She has started by publishing raw data and play-by-play details of her first effort on the CERN open digital repository Zenodo. She also posts regular updates on her blog Lab Scribbles, where she includes an experimental summary written in lay terms.

It's been over 35 years since I first starting thinking and talking about electronic (computerized) lab notes1 and it's been over twenty years since I first heard discussions about putting them online. I seriously doubt that Rachel Harding is the first biomedical researcher to put lab notes on the web. I'm also very skeptical about her keeping up the practice for very long.

Not only is it boring and tedious to write your lab notes in a word processing program but it's kinda embarrassing to post everything you do in the lab. At least it would have been for me. I made lots of mistakes and there are lots of R-rated words and phrases in my notes.

Let's keep an eye on this experiments to see how it goes. So far there are four items on the Zenodo website. The first is a Word document containing a few brief notes from Jan. 6, 7, 9, 11 and 25. There are brief notes posted on Feb. 6 and two on Feb. 11. I hope this isn't the extent of her lab notes.

The blog is Lab Scribbles. There are a few posts. It's interesting but I'm not sure anyone is going to read it even if you're interested in Huntington's.

Has anyone else experimented with open lab notes?

1. I still have a few floppy disks with those attempts from about 1981. Unfortunately, I don't have a machine that can read them.

A 2004 kerfuffle over pervasive transcription in the mouse genome

The first drafts of the human genome sequence were published in 2001. There was still work to do on "finishing" the sequence but a lot of the International Human Genome Project (IHGP) team shifted to work on the mouse genome. The FANTOM Consortium and the RIKEN Genome Exploration Groups (I and II) published an analysis of mouse transcripts in December 2002.
Okazaki, Y., Furuno, M., Kasukawa, T., Adachi, J., Bono, H., Kondo, S., Nikaido, I., Osato, N., Saito, R., Suzuki, H. et al. (2002) Analysis of the mouse transcriptome based on functional annotation of 60,770 full-length cDNAs. Nature, 420:563-573. [doi: 10.1038/nature01266]
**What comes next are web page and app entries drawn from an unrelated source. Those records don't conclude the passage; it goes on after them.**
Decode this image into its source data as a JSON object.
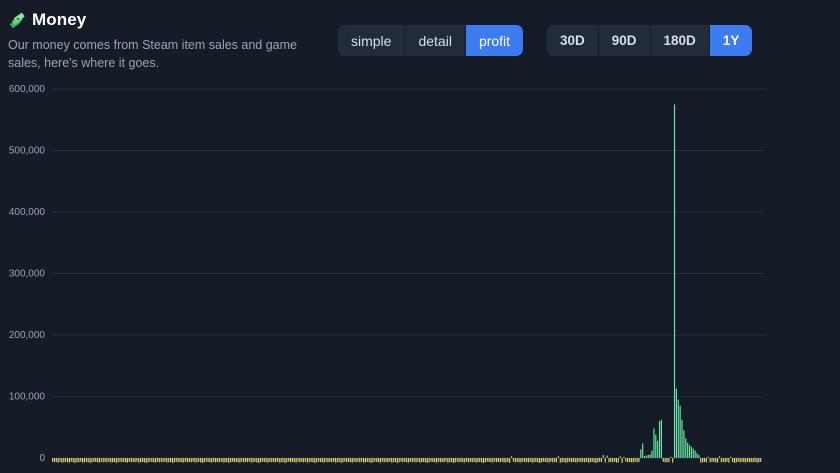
{
  "header": {
    "icon": "money-stack-icon",
    "title": "Money",
    "subtitle": "Our money comes from Steam item sales and game sales, here's where it goes."
  },
  "view_modes": {
    "options": [
      "simple",
      "detail",
      "profit"
    ],
    "selected": "profit"
  },
  "time_ranges": {
    "options": [
      "30D",
      "90D",
      "180D",
      "1Y"
    ],
    "selected": "1Y"
  },
  "colors": {
    "background": "#151c28",
    "accent": "#3d7bf0",
    "positive_bar": "#6ee7a6",
    "negative_bar": "#e6d36a",
    "grid": "#22303b"
  },
  "chart_data": {
    "type": "bar",
    "title": "",
    "xlabel": "",
    "ylabel": "",
    "ylim": [
      0,
      600000
    ],
    "y_ticks": [
      "600,000",
      "500,000",
      "400,000",
      "300,000",
      "200,000",
      "100,000",
      "0"
    ],
    "y_tick_values": [
      600000,
      500000,
      400000,
      300000,
      200000,
      100000,
      0
    ],
    "grid": true,
    "legend": "none",
    "series": [
      {
        "values": [
          -6000,
          -7000,
          -6500,
          -7500,
          -6000,
          -8000,
          -7000,
          -6500,
          -7000,
          -7500,
          -6000,
          -7000,
          -8000,
          -6500,
          -7000,
          -6000,
          -7500,
          -7000,
          -6500,
          -7000,
          -8000,
          -7000,
          -6000,
          -6500,
          -7000,
          -7500,
          -6000,
          -7000,
          -6500,
          -7000,
          -6000,
          -7500,
          -7000,
          -6500,
          -8000,
          -7000,
          -6000,
          -7000,
          -6500,
          -7000,
          -7500,
          -6000,
          -7000,
          -6500,
          -7000,
          -6000,
          -7500,
          -7000,
          -6500,
          -7000,
          -8000,
          -7000,
          -6000,
          -6500,
          -7000,
          -7500,
          -6000,
          -7000,
          -6500,
          -7000,
          -6000,
          -7500,
          -7000,
          -6500,
          -8000,
          -7000,
          -6000,
          -7000,
          -6500,
          -7000,
          -7500,
          -6000,
          -7000,
          -6500,
          -7000,
          -6000,
          -7500,
          -7000,
          -6500,
          -7000,
          -8000,
          -7000,
          -6000,
          -6500,
          -7000,
          -7500,
          -6000,
          -7000,
          -6500,
          -7000,
          -6000,
          -7500,
          -7000,
          -6500,
          -8000,
          -7000,
          -6000,
          -7000,
          -6500,
          -7000,
          -7500,
          -6000,
          -7000,
          -6500,
          -7000,
          -6000,
          -7500,
          -7000,
          -6500,
          -7000,
          -8000,
          -7000,
          -6000,
          -6500,
          -7000,
          -7500,
          -6000,
          -7000,
          -6500,
          -7000,
          -6000,
          -7500,
          -7000,
          -6500,
          -8000,
          -7000,
          -6000,
          -7000,
          -6500,
          -7000,
          -7500,
          -6000,
          -7000,
          -6500,
          -7000,
          -6000,
          -7500,
          -7000,
          -6500,
          -7000,
          -8000,
          -7000,
          -6000,
          -6500,
          -7000,
          -7500,
          -6000,
          -7000,
          -6500,
          -7000,
          -6000,
          -7500,
          -7000,
          -6500,
          -8000,
          -7000,
          -6000,
          -7000,
          -6500,
          -7000,
          -7500,
          -6000,
          -7000,
          -6500,
          -7000,
          -6000,
          -7500,
          -7000,
          -6500,
          -7000,
          -8000,
          -7000,
          -6000,
          -6500,
          -7000,
          -7500,
          -6000,
          -7000,
          -6500,
          -7000,
          -6000,
          -7500,
          -7000,
          -6500,
          -8000,
          -7000,
          -6000,
          -7000,
          -6500,
          -7000,
          -7500,
          -6000,
          -7000,
          -6500,
          -7000,
          -6000,
          -7500,
          -7000,
          -6500,
          -7000,
          -8000,
          -7000,
          -6000,
          -6500,
          -7000,
          -7500,
          -6000,
          -7000,
          -6500,
          -7000,
          -6000,
          -7500,
          -7000,
          -6500,
          -8000,
          -7000,
          -6000,
          -7000,
          -6500,
          -7000,
          -7500,
          -6000,
          -7000,
          -6500,
          -7000,
          -6000,
          -7500,
          -7000,
          -6500,
          -7000,
          -8000,
          -7000,
          -6000,
          -6500,
          -7000,
          -7500,
          -6000,
          -7000,
          -6500,
          -7000,
          -6000,
          -7500,
          -7000,
          -6500,
          -8000,
          -7000,
          -6000,
          -7000,
          -6500,
          -7000,
          -7500,
          -6000,
          -7000,
          -6500,
          -7000,
          -6000,
          -7500,
          -7000,
          -6500,
          -7000,
          -8000,
          -7000,
          -6000,
          -6500,
          -7000,
          -7500,
          -6000,
          -7000,
          -6500,
          -7000,
          -6000,
          -7500,
          -7000,
          -6500,
          -8000,
          -7000,
          -6000,
          -7000,
          -6500,
          -7000,
          -7500,
          -6000,
          -7000,
          -6500,
          -7000,
          -6000,
          -7500,
          -7000,
          -6500,
          -7000,
          -8000,
          -7000,
          -6000,
          -6500,
          -7000,
          -7500,
          -6000,
          -7000,
          -6500,
          -7000,
          -6000,
          -7500,
          -7000,
          -6500,
          -8000,
          -7000,
          -6000,
          -7000,
          -6500,
          -7000,
          -7500,
          -6000,
          -7000,
          -6500,
          -7000,
          -6000,
          -7500,
          -7000,
          -6500,
          -7000,
          -8000,
          -7000,
          -6000,
          -6500,
          -7000,
          -7500,
          -6000,
          -7000,
          -6500,
          -7000,
          -6000,
          -7500,
          -7000,
          -6500,
          -8000,
          -7000,
          -6000,
          -7000,
          -6500,
          -7000,
          -7500,
          -6000,
          -7000,
          -6500,
          -7000,
          -6000,
          -7500,
          -7000,
          -6500,
          -7000,
          -8000,
          -7000,
          -6000,
          -6500,
          -7000,
          -7500,
          -6000,
          -7000,
          -6500,
          -7000,
          -6000,
          -7500,
          -7000,
          -6500,
          -8000,
          -7000,
          -6000,
          -7000,
          -6500,
          -7000,
          -7500,
          -6000,
          -7000,
          -6500,
          -7000,
          -6000,
          -7500,
          -7000,
          -6500
        ],
        "spikes": [
          {
            "index": 245,
            "value": 3000
          },
          {
            "index": 305,
            "value": 2000
          },
          {
            "index": 270,
            "value": 3000
          },
          {
            "index": 294,
            "value": 5000
          },
          {
            "index": 296,
            "value": 4000
          },
          {
            "index": 303,
            "value": 3000
          },
          {
            "index": 314,
            "value": 14000
          },
          {
            "index": 315,
            "value": 24000
          },
          {
            "index": 316,
            "value": 3000
          },
          {
            "index": 317,
            "value": 4000
          },
          {
            "index": 318,
            "value": 5000
          },
          {
            "index": 319,
            "value": 6000
          },
          {
            "index": 320,
            "value": 12000
          },
          {
            "index": 321,
            "value": 48000
          },
          {
            "index": 322,
            "value": 38000
          },
          {
            "index": 323,
            "value": 28000
          },
          {
            "index": 324,
            "value": 60000
          },
          {
            "index": 325,
            "value": 62000
          },
          {
            "index": 330,
            "value": 2000
          },
          {
            "index": 332,
            "value": 575000
          },
          {
            "index": 333,
            "value": 113000
          },
          {
            "index": 334,
            "value": 95000
          },
          {
            "index": 335,
            "value": 85000
          },
          {
            "index": 336,
            "value": 62000
          },
          {
            "index": 337,
            "value": 45000
          },
          {
            "index": 338,
            "value": 32000
          },
          {
            "index": 339,
            "value": 25000
          },
          {
            "index": 340,
            "value": 21000
          },
          {
            "index": 341,
            "value": 18000
          },
          {
            "index": 342,
            "value": 15000
          },
          {
            "index": 343,
            "value": 12000
          },
          {
            "index": 344,
            "value": 8000
          },
          {
            "index": 345,
            "value": 5000
          },
          {
            "index": 350,
            "value": 2000
          },
          {
            "index": 356,
            "value": 3000
          },
          {
            "index": 362,
            "value": 2000
          }
        ]
      }
    ]
  }
}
Only a small proportion of the mouse genome is transcribed into mature messenger RNA transcripts. There is an international collaborative effort to identify all full-length mRNA transcripts from the mouse, and to ensure that each is represented in a physical collection of clones. Here we report the manual annotation of 60,770 full-length mouse complementary DNA sequences. These are clustered into 33,409 ‘transcriptional units’, contributing 90.1% of a newly established mouse transcriptome database. Of these transcriptional units, 4,258 are new protein-coding and 11,665 are new non-coding messages, indicating that non-coding RNA is a major component of the transcriptome. 41% of all transcriptional units showed evidence of alternative splicing. In protein-coding transcripts, 79% of splice variations altered the protein product. Whole-transcriptome analyses resulted in the identification of 2,431 sense–antisense pairs. The present work, completely supported by physical clones, provides the most comprehensive survey of a mammalian transcriptome so far, and is a valuable resource for functional genomics.

Wednesday, March 02, 2016

When philosophers talk about genomes

Postgenomics is a compendium of twelve scholarly articles by philosophers and sociologists who write about the implication of the human genome sequence and subsequent work on interpreting the results. The volume is edited by Sarah Richardson, a professor in Social Sciences (History of Science) at Harvard University (Boston, Massachusetts, USA), and by Hallam Stevens, a professor of History at Nanyang Technology University in Singapore (Singapore).

The first essay is by Stevens and Richardson and it outlines the goal of the book.